Notable 3: Dan Campbell is aggressive on fourth downs, and that makes for fun football. Sure, it so happens that fourth-down aggressiveness is analytically better — and Campbell was right throughout the game when he decided to go for it, according to the data — but it primarily is a lot more fun to have so much more on the line on fourth down.
It also makes for a wider menu of options available to offenses on third down and forces defenses to do more than just abandon all gap discipline and send rushers through gaps on those third downs.
Notable 4: Campbell’s decision to kick the field goal late in the fourth quarter instead of going for it to ice out the win. Some of the beauty of Campbell’s league-leading fourth-down aggressiveness is that it’s rooted in his identity as a football coach and his preferred identity to create an aggressive physical fourth-down team — and not a nerd’s model.
But it does mean that his instincts are driving the decisions more than completely solid football backing, and it can lead to mistakes like kicking a field goal to turn a one-score game into a slightly different one-score game.
He regretted the decision after the game, so it’s at least something he’s aware of, but man, was that rough.
NFL trend watch

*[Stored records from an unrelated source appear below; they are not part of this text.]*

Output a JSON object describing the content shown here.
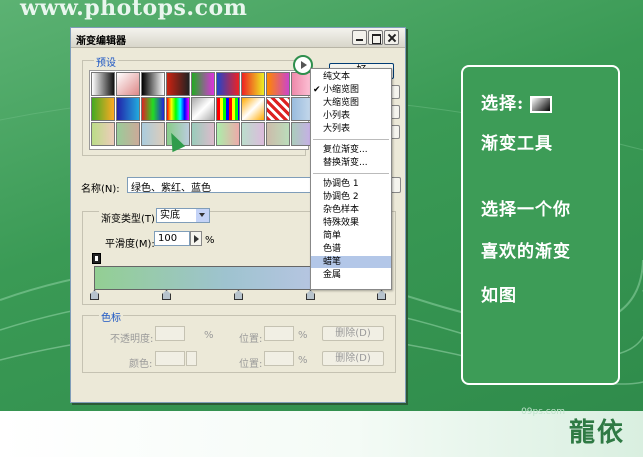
{
  "header": {
    "site_url": "www.photops.com"
  },
  "dialog": {
    "title": "渐变编辑器",
    "presets_label": "预设",
    "ok_button": "好",
    "name_label": "名称(N):",
    "name_value": "绿色、紫红、蓝色",
    "gradient_type_label": "渐变类型(T):",
    "gradient_type_value": "实底",
    "smoothness_label": "平滑度(M):",
    "smoothness_value": "100",
    "percent": "%",
    "stops_label": "色标",
    "opacity_label": "不透明度:",
    "location_label": "位置:",
    "delete_button": "删除(D)",
    "color_label": "颜色:"
  },
  "preset_swatches": [
    "linear-gradient(90deg,#fff,#111)",
    "linear-gradient(135deg,#fff,#d88)",
    "linear-gradient(90deg,#000,#fff)",
    "linear-gradient(90deg,#c21,#222)",
    "linear-gradient(90deg,#2a2,#d3d)",
    "linear-gradient(90deg,#24c,#e22)",
    "linear-gradient(90deg,#e22,#ee2)",
    "linear-gradient(90deg,#f80,#c4c)",
    "linear-gradient(90deg,#e8a,#fcd)",
    "linear-gradient(90deg,#4a2,#fa2)",
    "linear-gradient(90deg,#22a,#2ad)",
    "linear-gradient(90deg,#d22,#2d2,#22d)",
    "linear-gradient(90deg,#f00,#ff0,#0f0,#0ff,#00f,#f0f)",
    "linear-gradient(135deg,#aaa,#fff,#aaa)",
    "repeating-linear-gradient(90deg,#f00 0 3px,#ff0 3px 6px,#0f0 6px 9px,#00f 9px 12px)",
    "linear-gradient(135deg,#fa0,#fff,#fa0)",
    "repeating-linear-gradient(45deg,#d22 0 3px,#fff 3px 6px)",
    "linear-gradient(90deg,#9bd,#cde)",
    "linear-gradient(90deg,#bd8,#ecb)",
    "linear-gradient(90deg,#9c9,#ca9)",
    "linear-gradient(90deg,#acd,#dcb)",
    "linear-gradient(90deg,#8c8,#bcd)",
    "linear-gradient(90deg,#9cb,#dbc)",
    "linear-gradient(90deg,#aea,#eaa)",
    "linear-gradient(90deg,#bdc,#dbd)",
    "linear-gradient(90deg,#cba,#bdb)",
    "linear-gradient(90deg,#acb,#cae)"
  ],
  "preset_menu": {
    "items": [
      {
        "label": "纯文本",
        "checked": false,
        "selected": false
      },
      {
        "label": "小缩览图",
        "checked": true,
        "selected": false
      },
      {
        "label": "大缩览图",
        "checked": false,
        "selected": false
      },
      {
        "label": "小列表",
        "checked": false,
        "selected": false
      },
      {
        "label": "大列表",
        "checked": false,
        "selected": false
      },
      {
        "label": "复位渐变...",
        "checked": false,
        "selected": false
      },
      {
        "label": "替换渐变...",
        "checked": false,
        "selected": false
      },
      {
        "label": "协调色 1",
        "checked": false,
        "selected": false
      },
      {
        "label": "协调色 2",
        "checked": false,
        "selected": false
      },
      {
        "label": "杂色样本",
        "checked": false,
        "selected": false
      },
      {
        "label": "特殊效果",
        "checked": false,
        "selected": false
      },
      {
        "label": "简单",
        "checked": false,
        "selected": false
      },
      {
        "label": "色谱",
        "checked": false,
        "selected": false
      },
      {
        "label": "蜡笔",
        "checked": false,
        "selected": true
      },
      {
        "label": "金属",
        "checked": false,
        "selected": false
      }
    ],
    "check_mark": "✔"
  },
  "info_panel": {
    "line1": "选择:",
    "line2": "渐变工具",
    "line3": "选择一个你",
    "line4": "喜欢的渐变",
    "line5": "如图"
  },
  "footer": {
    "watermark_small": "09ps.com",
    "signature": "龍依"
  }
}
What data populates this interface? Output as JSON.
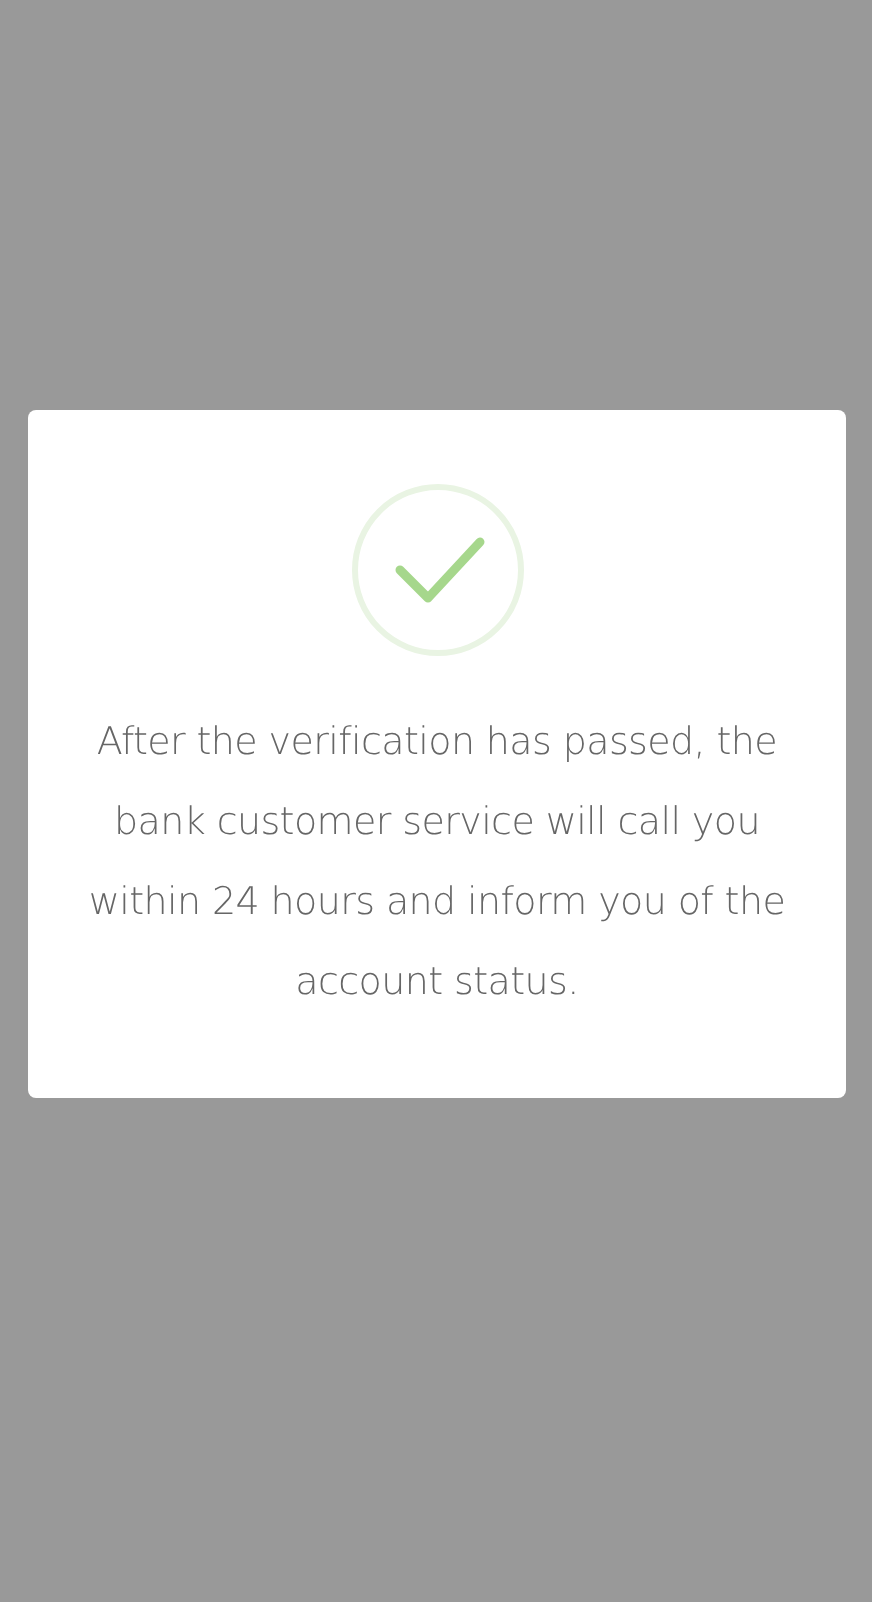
{
  "dialog": {
    "kind": "success",
    "message": "After the verification has passed, the bank customer service will call you within 24 hours and inform you of the account status."
  }
}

The usage of Cover-2 throughout the NFL has increased ever-so-slightly since the Cover-3 revolution took over the NFL following the success of the Legion of Boom. With that, teams are running more Cover-4 and Cover-6 — also split-safety alignments, like Cover-2 — in order to limit the playing styles of the best quarterbacks in the NFL.

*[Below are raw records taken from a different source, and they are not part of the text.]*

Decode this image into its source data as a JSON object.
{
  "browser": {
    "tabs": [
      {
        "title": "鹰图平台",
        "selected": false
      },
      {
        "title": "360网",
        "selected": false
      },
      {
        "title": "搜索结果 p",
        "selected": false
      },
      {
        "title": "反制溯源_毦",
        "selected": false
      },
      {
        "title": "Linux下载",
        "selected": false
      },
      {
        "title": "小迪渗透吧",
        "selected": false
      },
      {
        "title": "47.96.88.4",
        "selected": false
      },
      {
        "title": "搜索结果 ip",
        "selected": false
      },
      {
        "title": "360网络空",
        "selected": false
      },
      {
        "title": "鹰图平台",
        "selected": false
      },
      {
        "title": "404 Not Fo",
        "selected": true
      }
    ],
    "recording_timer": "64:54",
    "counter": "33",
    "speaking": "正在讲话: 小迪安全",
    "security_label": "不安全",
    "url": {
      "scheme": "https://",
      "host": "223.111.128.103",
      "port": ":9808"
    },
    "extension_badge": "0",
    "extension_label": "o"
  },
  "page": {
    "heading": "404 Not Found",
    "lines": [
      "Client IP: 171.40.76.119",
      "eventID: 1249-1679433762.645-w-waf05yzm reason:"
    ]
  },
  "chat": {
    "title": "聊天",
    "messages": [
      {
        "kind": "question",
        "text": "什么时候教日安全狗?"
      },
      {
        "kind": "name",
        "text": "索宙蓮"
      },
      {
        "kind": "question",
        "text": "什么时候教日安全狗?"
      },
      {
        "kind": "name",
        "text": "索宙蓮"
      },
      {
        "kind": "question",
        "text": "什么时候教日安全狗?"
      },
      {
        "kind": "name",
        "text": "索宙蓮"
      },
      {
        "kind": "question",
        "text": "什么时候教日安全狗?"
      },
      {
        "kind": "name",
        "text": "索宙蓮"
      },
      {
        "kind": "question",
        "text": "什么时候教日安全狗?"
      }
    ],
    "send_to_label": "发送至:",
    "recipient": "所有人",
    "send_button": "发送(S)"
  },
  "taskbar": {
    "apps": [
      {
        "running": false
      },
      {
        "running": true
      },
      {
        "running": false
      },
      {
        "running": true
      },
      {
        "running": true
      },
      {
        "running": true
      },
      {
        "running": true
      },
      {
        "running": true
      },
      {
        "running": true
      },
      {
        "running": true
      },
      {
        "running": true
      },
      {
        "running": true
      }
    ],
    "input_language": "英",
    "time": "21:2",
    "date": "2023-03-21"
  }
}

Allen and Mahomes live off of deep shots, and having a deeper safety to limit those plays has been a change that NFL teams have felt the need to make. At the same time, the type of rangy free-safety necessary for some Cover-3 schemes simply doesn’t exist on most teams, and the implementation of that type of playing style is difficult.
That doesn’t mean teams have abandoned it — Cover-3 is still useful for zone blitzes and making sure there are enough bodies against the run — but teams are more willing to drop safeties or other players deep.
In 2019, the rate of two-high coverages was at an even 33% across all passing downs. It has since then risen every single year, and three weeks in 2022 is at its highest usage, 40.3%.
One thing to keep in mind, however, is that it can be a self-inflicted death against players like Allen, Jackson, Hurts, and Kyler Murray, who can punish two-high teams with designed runs that are incredibly effective.
Butt punt. That’s all.
We see your butt fumble and raise you the BUTT PUNT pic.twitter.com/QjFqrJLmRx
— Pro Football Network (@PFN365) September 25, 2022
Final thoughts from Week 3
- We’re only 13 starts into Justin Fields’ career, so we should be incredibly cautious. But it’s beginning to feel like he doesn’t have it.
- I’m still waiting for the bottom to fall out for Tagovailoa and Hurts, but they should be given the benefit of the doubt at this point.
- I never doubted Trevor Lawrence, and I’m not surprised he’s doing much better.
- The New York Jets have had a reasonable pass rush, so to see Joe Burrow do well despite that might mean that there’s an opportunity to buy back all the embarrassing losses the Cincinnati Bengals had to start the season. Their game vs. the Miami Dolphins on Thursday night should be fascinating.
- Rodgers, Brady, and Wilson really might be in the final moments of their careers — we still haven’t seen any of the sustained explosiveness that made them perennial MVP candidates. Brady might have the longest leash here given the receiver and offensive line injuries, but you’d like to see more.
- It’s OK to ask questions like, “is this the worst 2-0 team of all time?” That’s the conversation surrounding the Giants as they head into Monday Night Football. Part of the fun of sports is speculating about how various teams would match up against historical counterparts or who happens to be the best — or worst — within an arbitrarily defined group. It also allows us to separate accomplishment (past wins) from quality (predicting future wins). If your favorite team is in the “worst X” or “best X” conversation, that’s fine. If you don’t like that the conversation is happening, don’t engage. If you enjoy the conversation and disagree, all the better.